**** Entries shown

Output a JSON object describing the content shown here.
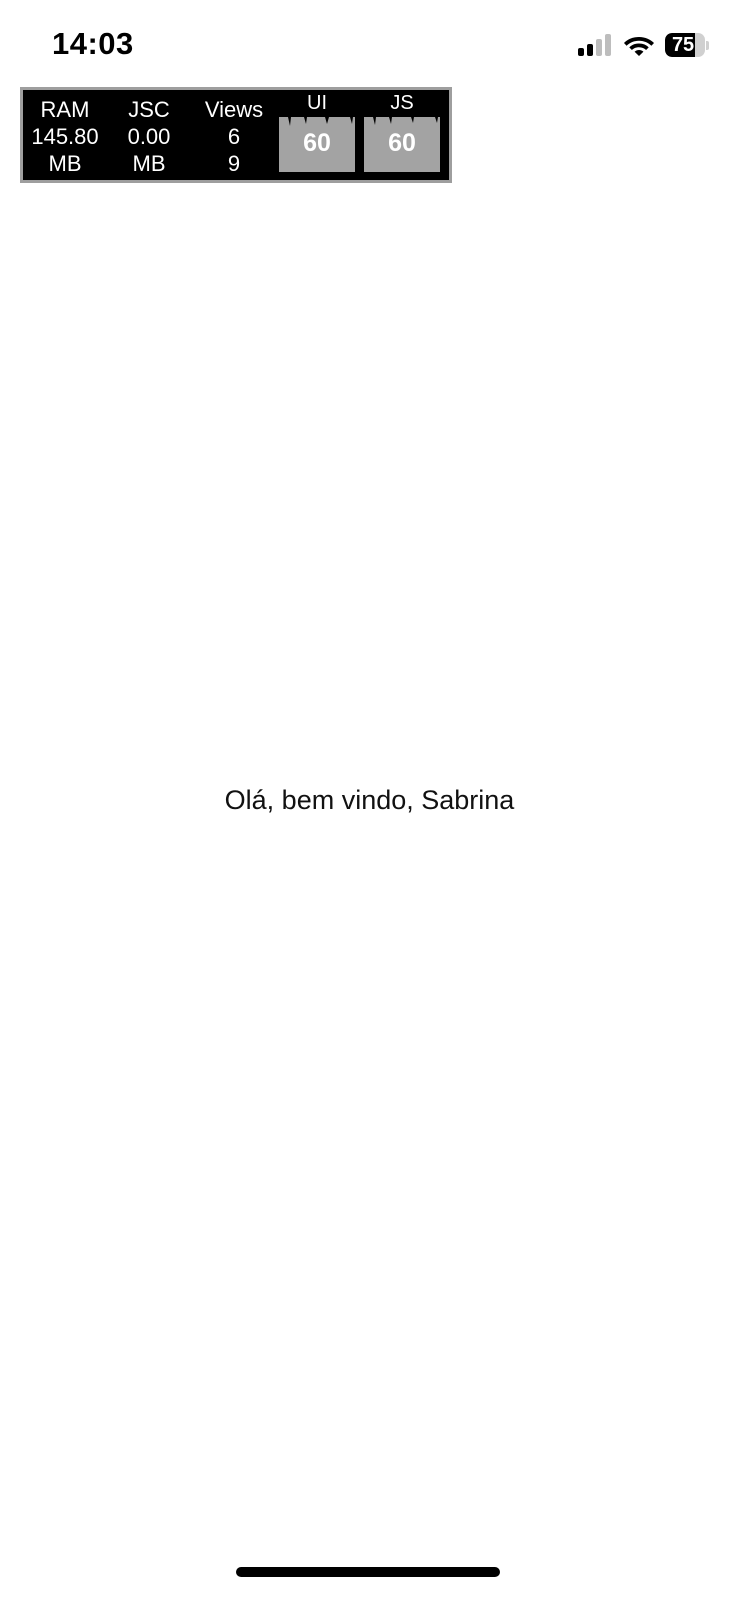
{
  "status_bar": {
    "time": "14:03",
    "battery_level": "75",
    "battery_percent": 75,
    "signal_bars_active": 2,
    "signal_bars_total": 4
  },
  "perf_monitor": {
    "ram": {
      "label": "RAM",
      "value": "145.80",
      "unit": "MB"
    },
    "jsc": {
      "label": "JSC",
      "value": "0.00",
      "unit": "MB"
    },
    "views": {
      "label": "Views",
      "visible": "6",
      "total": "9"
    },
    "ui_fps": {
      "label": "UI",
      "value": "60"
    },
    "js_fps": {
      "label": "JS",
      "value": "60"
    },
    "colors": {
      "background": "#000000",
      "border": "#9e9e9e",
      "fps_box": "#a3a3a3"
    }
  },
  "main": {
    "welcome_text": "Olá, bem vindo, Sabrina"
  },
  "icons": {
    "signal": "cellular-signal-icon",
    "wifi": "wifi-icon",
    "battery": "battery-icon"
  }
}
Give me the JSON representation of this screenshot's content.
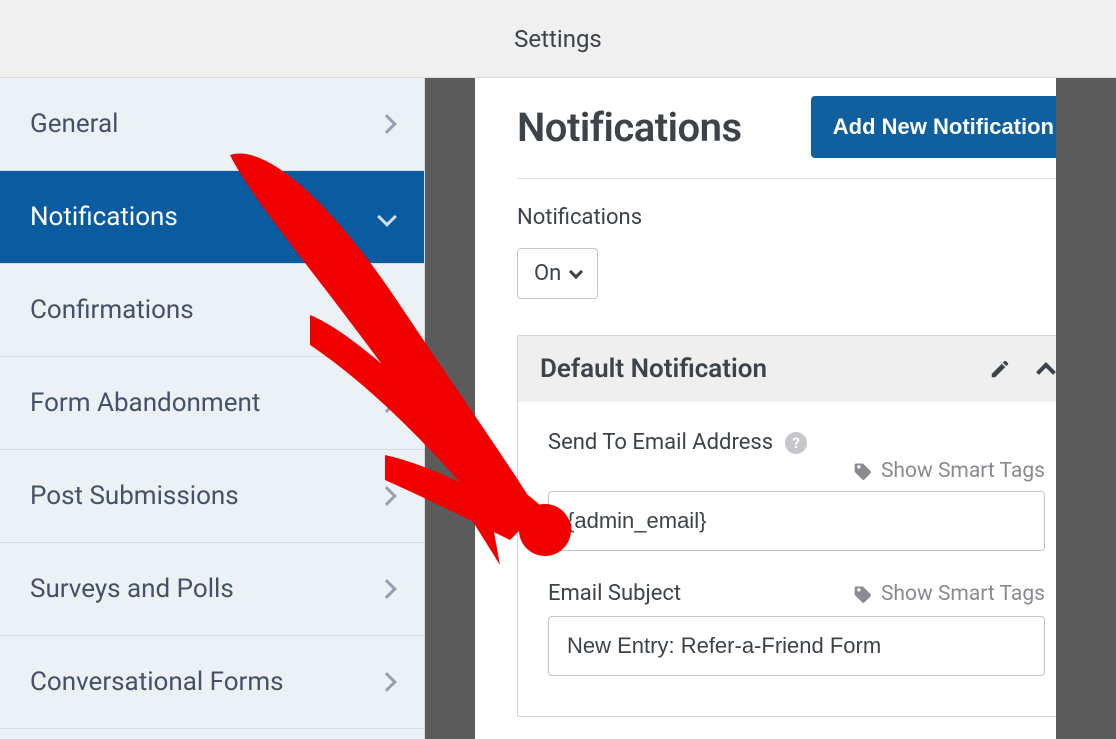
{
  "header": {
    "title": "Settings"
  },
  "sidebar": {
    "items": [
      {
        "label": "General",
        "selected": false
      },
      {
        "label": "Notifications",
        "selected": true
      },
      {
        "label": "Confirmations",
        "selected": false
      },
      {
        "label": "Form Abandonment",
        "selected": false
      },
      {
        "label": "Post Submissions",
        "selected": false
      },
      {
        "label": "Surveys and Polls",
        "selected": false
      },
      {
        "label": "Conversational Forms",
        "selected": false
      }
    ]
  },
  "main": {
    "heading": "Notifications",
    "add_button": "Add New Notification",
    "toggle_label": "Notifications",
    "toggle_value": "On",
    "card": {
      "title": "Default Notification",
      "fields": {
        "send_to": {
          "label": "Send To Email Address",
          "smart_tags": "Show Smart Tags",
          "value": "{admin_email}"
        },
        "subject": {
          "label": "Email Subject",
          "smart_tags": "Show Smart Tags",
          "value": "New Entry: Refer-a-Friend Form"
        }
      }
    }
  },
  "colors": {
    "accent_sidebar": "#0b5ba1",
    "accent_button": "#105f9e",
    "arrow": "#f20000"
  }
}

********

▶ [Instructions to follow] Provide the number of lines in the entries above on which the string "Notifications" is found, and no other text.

▶ [Solution to this problem] 3